Component data from apps and pages:
________________

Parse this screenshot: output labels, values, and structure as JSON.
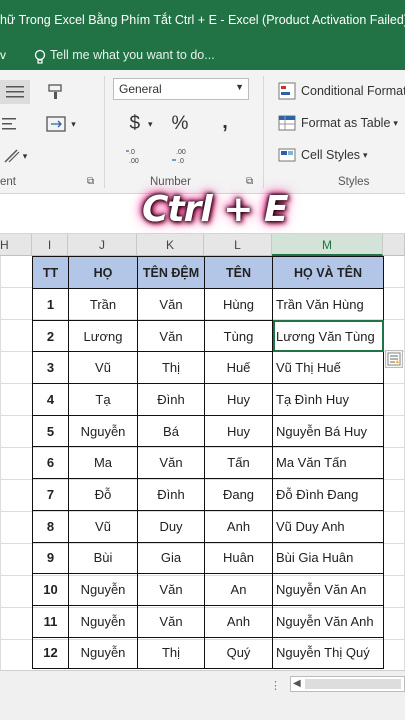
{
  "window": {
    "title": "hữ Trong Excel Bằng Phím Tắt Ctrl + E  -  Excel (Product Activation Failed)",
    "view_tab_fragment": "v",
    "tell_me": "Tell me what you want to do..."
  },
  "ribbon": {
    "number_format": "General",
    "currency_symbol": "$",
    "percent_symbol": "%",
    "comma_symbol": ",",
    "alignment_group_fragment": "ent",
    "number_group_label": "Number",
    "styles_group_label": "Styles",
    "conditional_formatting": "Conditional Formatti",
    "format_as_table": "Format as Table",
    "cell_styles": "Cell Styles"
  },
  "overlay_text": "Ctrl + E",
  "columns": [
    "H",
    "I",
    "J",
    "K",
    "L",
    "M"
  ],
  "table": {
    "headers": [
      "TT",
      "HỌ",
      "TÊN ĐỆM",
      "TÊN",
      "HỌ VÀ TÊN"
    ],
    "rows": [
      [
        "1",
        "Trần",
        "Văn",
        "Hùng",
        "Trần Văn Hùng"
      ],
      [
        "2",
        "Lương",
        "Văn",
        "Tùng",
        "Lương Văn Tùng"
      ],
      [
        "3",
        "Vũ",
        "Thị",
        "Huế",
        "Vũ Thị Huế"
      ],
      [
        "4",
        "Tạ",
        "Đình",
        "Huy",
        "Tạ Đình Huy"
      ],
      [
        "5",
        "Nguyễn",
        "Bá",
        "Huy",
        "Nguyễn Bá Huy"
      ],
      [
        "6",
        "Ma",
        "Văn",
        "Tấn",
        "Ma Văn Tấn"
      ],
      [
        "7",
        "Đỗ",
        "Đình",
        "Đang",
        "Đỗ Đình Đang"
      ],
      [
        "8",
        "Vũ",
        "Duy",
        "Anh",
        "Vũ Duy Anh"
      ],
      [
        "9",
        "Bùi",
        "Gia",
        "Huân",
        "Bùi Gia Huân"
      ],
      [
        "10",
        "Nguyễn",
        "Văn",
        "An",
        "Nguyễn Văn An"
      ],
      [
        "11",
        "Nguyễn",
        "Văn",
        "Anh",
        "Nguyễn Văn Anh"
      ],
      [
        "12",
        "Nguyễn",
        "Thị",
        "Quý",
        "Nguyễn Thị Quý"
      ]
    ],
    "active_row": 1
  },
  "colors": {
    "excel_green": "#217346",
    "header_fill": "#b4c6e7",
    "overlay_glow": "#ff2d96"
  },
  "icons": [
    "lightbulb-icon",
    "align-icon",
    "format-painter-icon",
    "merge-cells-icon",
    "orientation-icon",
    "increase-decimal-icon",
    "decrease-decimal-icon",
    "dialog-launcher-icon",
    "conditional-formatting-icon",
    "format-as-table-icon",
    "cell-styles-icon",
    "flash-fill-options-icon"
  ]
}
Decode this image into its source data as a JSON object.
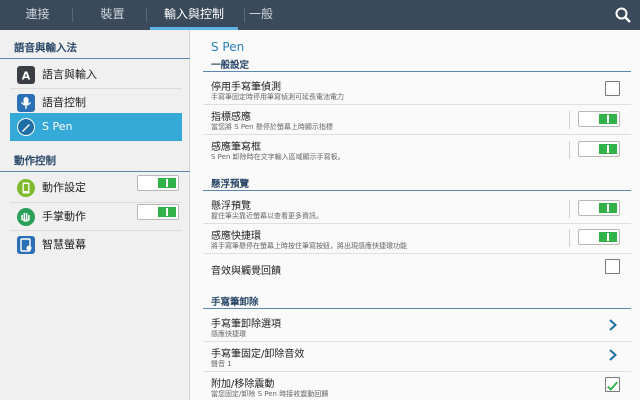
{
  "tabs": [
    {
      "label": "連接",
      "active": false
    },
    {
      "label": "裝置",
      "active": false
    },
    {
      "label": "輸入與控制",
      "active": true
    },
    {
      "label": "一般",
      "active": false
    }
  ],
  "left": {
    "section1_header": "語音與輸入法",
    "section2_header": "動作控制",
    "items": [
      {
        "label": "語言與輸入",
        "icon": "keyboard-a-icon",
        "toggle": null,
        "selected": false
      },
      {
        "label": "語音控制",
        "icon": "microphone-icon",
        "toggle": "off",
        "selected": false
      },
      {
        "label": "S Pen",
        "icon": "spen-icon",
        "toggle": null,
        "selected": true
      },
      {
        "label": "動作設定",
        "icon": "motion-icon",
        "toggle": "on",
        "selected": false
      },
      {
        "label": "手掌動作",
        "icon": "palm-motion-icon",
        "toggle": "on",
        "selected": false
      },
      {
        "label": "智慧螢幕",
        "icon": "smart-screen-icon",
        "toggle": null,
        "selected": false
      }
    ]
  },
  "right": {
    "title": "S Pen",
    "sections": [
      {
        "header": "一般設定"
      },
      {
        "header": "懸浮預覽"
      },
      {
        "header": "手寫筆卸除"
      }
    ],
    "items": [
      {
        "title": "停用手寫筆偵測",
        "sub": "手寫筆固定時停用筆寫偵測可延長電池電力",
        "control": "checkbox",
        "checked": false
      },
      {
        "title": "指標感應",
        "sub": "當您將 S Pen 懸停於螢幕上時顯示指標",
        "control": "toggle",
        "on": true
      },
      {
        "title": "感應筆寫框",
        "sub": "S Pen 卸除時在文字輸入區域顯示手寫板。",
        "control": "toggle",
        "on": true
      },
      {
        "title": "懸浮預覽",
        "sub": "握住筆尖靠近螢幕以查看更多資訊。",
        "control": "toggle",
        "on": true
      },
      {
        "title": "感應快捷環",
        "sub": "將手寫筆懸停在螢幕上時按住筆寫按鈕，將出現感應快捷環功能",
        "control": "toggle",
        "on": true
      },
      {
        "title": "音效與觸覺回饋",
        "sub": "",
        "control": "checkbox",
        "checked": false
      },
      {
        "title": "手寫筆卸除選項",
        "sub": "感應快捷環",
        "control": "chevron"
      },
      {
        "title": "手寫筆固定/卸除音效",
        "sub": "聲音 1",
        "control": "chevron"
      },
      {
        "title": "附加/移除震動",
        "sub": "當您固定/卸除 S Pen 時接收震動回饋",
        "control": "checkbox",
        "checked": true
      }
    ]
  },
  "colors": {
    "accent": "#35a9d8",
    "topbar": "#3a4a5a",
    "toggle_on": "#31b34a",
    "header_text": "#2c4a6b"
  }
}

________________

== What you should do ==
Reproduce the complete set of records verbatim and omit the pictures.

== Response area ==
Parse this screenshot: output labels, values, and structure as JSON.
{
  "window": {
    "title": "hữ Trong Excel Bằng Phím Tắt Ctrl + E  -  Excel (Product Activation Failed)",
    "view_tab_fragment": "v",
    "tell_me": "Tell me what you want to do..."
  },
  "ribbon": {
    "number_format": "General",
    "currency_symbol": "$",
    "percent_symbol": "%",
    "comma_symbol": ",",
    "alignment_group_fragment": "ent",
    "number_group_label": "Number",
    "styles_group_label": "Styles",
    "conditional_formatting": "Conditional Formatti",
    "format_as_table": "Format as Table",
    "cell_styles": "Cell Styles"
  },
  "overlay_text": "Ctrl + E",
  "columns": [
    "H",
    "I",
    "J",
    "K",
    "L",
    "M"
  ],
  "table": {
    "headers": [
      "TT",
      "HỌ",
      "TÊN ĐỆM",
      "TÊN",
      "HỌ VÀ TÊN"
    ],
    "rows": [
      [
        "1",
        "Trần",
        "Văn",
        "Hùng",
        "Trần Văn Hùng"
      ],
      [
        "2",
        "Lương",
        "Văn",
        "Tùng",
        "Lương Văn Tùng"
      ],
      [
        "3",
        "Vũ",
        "Thị",
        "Huế",
        "Vũ Thị Huế"
      ],
      [
        "4",
        "Tạ",
        "Đình",
        "Huy",
        "Tạ Đình Huy"
      ],
      [
        "5",
        "Nguyễn",
        "Bá",
        "Huy",
        "Nguyễn Bá Huy"
      ],
      [
        "6",
        "Ma",
        "Văn",
        "Tấn",
        "Ma Văn Tấn"
      ],
      [
        "7",
        "Đỗ",
        "Đình",
        "Đang",
        "Đỗ Đình Đang"
      ],
      [
        "8",
        "Vũ",
        "Duy",
        "Anh",
        "Vũ Duy Anh"
      ],
      [
        "9",
        "Bùi",
        "Gia",
        "Huân",
        "Bùi Gia Huân"
      ],
      [
        "10",
        "Nguyễn",
        "Văn",
        "An",
        "Nguyễn Văn An"
      ],
      [
        "11",
        "Nguyễn",
        "Văn",
        "Anh",
        "Nguyễn Văn Anh"
      ],
      [
        "12",
        "Nguyễn",
        "Thị",
        "Quý",
        "Nguyễn Thị Quý"
      ]
    ],
    "active_row": 1
  },
  "colors": {
    "excel_green": "#217346",
    "header_fill": "#b4c6e7",
    "overlay_glow": "#ff2d96"
  },
  "icons": [
    "lightbulb-icon",
    "align-icon",
    "format-painter-icon",
    "merge-cells-icon",
    "orientation-icon",
    "increase-decimal-icon",
    "decrease-decimal-icon",
    "dialog-launcher-icon",
    "conditional-formatting-icon",
    "format-as-table-icon",
    "cell-styles-icon",
    "flash-fill-options-icon"
  ]
}
Decode this image into its source data as a JSON object.
{
  "tabs": [
    {
      "label": "連接",
      "active": false
    },
    {
      "label": "裝置",
      "active": false
    },
    {
      "label": "輸入與控制",
      "active": true
    },
    {
      "label": "一般",
      "active": false
    }
  ],
  "left": {
    "section1_header": "語音與輸入法",
    "section2_header": "動作控制",
    "items": [
      {
        "label": "語言與輸入",
        "icon": "keyboard-a-icon",
        "toggle": null,
        "selected": false
      },
      {
        "label": "語音控制",
        "icon": "microphone-icon",
        "toggle": "off",
        "selected": false
      },
      {
        "label": "S Pen",
        "icon": "spen-icon",
        "toggle": null,
        "selected": true
      },
      {
        "label": "動作設定",
        "icon": "motion-icon",
        "toggle": "on",
        "selected": false
      },
      {
        "label": "手掌動作",
        "icon": "palm-motion-icon",
        "toggle": "on",
        "selected": false
      },
      {
        "label": "智慧螢幕",
        "icon": "smart-screen-icon",
        "toggle": null,
        "selected": false
      }
    ]
  },
  "right": {
    "title": "S Pen",
    "sections": [
      {
        "header": "一般設定"
      },
      {
        "header": "懸浮預覽"
      },
      {
        "header": "手寫筆卸除"
      }
    ],
    "items": [
      {
        "title": "停用手寫筆偵測",
        "sub": "手寫筆固定時停用筆寫偵測可延長電池電力",
        "control": "checkbox",
        "checked": false
      },
      {
        "title": "指標感應",
        "sub": "當您將 S Pen 懸停於螢幕上時顯示指標",
        "control": "toggle",
        "on": true
      },
      {
        "title": "感應筆寫框",
        "sub": "S Pen 卸除時在文字輸入區域顯示手寫板。",
        "control": "toggle",
        "on": true
      },
      {
        "title": "懸浮預覽",
        "sub": "握住筆尖靠近螢幕以查看更多資訊。",
        "control": "toggle",
        "on": true
      },
      {
        "title": "感應快捷環",
        "sub": "將手寫筆懸停在螢幕上時按住筆寫按鈕，將出現感應快捷環功能",
        "control": "toggle",
        "on": true
      },
      {
        "title": "音效與觸覺回饋",
        "sub": "",
        "control": "checkbox",
        "checked": false
      },
      {
        "title": "手寫筆卸除選項",
        "sub": "感應快捷環",
        "control": "chevron"
      },
      {
        "title": "手寫筆固定/卸除音效",
        "sub": "聲音 1",
        "control": "chevron"
      },
      {
        "title": "附加/移除震動",
        "sub": "當您固定/卸除 S Pen 時接收震動回饋",
        "control": "checkbox",
        "checked": true
      }
    ]
  },
  "colors": {
    "accent": "#35a9d8",
    "topbar": "#3a4a5a",
    "toggle_on": "#31b34a",
    "header_text": "#2c4a6b"
  }
}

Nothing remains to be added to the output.